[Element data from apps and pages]
════════════════════
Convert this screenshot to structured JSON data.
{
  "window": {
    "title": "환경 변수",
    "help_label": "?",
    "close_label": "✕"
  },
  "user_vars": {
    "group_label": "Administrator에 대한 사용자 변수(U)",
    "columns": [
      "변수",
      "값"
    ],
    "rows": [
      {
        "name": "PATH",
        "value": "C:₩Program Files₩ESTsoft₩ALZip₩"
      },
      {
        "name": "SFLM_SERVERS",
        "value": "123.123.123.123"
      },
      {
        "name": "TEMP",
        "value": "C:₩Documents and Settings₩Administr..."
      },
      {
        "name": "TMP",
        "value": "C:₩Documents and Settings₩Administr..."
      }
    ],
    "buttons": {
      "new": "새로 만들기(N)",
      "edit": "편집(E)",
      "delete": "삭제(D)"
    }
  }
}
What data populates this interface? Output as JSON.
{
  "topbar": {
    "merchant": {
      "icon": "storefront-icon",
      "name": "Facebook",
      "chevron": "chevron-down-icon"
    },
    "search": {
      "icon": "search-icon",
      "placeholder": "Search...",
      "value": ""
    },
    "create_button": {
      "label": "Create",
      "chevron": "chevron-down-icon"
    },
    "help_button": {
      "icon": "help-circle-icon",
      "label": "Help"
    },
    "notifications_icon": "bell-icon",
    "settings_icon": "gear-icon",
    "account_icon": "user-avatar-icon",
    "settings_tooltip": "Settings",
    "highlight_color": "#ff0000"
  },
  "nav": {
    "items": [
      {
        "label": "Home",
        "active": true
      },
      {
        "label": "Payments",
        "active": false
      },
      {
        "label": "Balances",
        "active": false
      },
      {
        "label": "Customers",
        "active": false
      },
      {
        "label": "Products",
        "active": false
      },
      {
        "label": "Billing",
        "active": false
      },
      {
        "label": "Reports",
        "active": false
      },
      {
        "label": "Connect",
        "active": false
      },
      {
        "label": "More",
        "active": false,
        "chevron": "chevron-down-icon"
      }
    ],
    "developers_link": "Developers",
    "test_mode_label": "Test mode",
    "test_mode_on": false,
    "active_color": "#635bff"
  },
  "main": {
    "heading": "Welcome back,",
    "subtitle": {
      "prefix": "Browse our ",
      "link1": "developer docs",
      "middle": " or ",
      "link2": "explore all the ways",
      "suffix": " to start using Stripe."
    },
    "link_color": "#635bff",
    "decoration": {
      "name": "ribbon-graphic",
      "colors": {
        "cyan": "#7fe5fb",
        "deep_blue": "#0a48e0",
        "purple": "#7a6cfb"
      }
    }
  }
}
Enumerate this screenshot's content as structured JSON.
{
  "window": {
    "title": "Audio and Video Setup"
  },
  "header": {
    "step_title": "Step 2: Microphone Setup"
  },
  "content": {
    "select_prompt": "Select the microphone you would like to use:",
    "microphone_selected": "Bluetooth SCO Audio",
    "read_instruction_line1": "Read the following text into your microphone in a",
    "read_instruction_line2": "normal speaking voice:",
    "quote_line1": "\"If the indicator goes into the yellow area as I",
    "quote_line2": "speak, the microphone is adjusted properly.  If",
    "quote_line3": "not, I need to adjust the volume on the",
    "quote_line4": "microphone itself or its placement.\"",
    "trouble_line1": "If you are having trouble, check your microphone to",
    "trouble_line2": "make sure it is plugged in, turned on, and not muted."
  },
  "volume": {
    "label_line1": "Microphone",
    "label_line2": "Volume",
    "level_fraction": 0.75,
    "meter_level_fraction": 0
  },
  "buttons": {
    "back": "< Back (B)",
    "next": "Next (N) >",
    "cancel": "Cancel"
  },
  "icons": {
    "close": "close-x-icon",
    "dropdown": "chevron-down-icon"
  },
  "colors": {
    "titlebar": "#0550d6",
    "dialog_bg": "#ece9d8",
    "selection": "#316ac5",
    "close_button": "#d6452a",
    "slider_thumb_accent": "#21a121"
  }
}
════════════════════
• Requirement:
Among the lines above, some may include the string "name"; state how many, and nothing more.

• Answer to this exercise:
6